Touchscreens work for smartphones. But they’re designed, at most, to be operated while you’re walking, and that’s a much lower jeopardy activity than driving.
Is anything going to change? I don’t think so. Tech, way more than the driving experience, is the key battleground today. When Mercedes announced its new EQS electric flagship recently there was no mention of power or speed – but it will have a ‘Hyperscreen’ (below) that runs the whole width of the dash and has 24gb of RAM. Bet they’ve got themselves in a proper lather about it in the design studio. Bet it’ll allow you to do things that no car has done before. All we can do is hope the safety systems are up to scratch.

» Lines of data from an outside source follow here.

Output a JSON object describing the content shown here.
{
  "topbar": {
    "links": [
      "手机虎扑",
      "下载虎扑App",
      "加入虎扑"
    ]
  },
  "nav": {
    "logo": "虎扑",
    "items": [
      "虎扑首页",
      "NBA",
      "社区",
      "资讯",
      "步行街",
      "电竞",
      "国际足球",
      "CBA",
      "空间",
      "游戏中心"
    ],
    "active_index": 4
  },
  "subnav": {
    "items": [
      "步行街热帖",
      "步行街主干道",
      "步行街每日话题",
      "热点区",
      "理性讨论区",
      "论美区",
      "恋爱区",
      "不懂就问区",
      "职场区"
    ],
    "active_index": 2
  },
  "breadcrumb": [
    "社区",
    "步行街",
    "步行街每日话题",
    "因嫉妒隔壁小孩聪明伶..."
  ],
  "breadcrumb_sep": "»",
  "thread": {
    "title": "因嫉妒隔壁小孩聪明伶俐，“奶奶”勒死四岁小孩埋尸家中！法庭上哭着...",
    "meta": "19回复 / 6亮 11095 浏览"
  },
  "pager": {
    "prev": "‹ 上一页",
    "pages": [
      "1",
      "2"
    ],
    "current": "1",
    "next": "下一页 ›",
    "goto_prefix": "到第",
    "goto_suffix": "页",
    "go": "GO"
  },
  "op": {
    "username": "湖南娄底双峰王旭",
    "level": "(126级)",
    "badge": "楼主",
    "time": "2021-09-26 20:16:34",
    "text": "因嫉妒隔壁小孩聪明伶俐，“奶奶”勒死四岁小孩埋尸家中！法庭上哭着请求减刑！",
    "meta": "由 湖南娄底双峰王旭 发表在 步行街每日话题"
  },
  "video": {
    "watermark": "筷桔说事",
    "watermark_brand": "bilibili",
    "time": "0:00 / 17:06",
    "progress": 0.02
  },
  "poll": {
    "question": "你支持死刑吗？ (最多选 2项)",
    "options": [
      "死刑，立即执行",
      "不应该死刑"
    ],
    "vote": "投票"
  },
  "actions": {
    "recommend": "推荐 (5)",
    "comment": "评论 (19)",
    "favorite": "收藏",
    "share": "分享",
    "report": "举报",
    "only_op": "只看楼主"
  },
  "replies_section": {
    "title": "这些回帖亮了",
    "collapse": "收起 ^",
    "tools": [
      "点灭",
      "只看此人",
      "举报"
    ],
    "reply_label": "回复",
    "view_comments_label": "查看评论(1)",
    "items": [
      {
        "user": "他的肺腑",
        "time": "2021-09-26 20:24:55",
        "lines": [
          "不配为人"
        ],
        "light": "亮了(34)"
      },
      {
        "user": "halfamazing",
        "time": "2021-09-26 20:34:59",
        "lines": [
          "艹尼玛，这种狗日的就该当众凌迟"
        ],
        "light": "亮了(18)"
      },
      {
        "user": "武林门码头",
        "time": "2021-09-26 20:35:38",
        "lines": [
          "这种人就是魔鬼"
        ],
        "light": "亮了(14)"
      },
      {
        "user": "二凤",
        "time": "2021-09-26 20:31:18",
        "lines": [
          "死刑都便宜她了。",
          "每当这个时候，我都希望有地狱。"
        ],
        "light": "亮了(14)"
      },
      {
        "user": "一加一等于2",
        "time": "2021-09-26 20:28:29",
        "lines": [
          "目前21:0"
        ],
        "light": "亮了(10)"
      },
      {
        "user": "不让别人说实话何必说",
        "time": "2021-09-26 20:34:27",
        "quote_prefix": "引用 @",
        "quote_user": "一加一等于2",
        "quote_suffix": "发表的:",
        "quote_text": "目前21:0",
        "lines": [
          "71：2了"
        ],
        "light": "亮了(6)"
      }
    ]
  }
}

This is the future of car development. And I’m concerned about it. But I’m probably older than you, so have I got it wrong? I want to know what you think.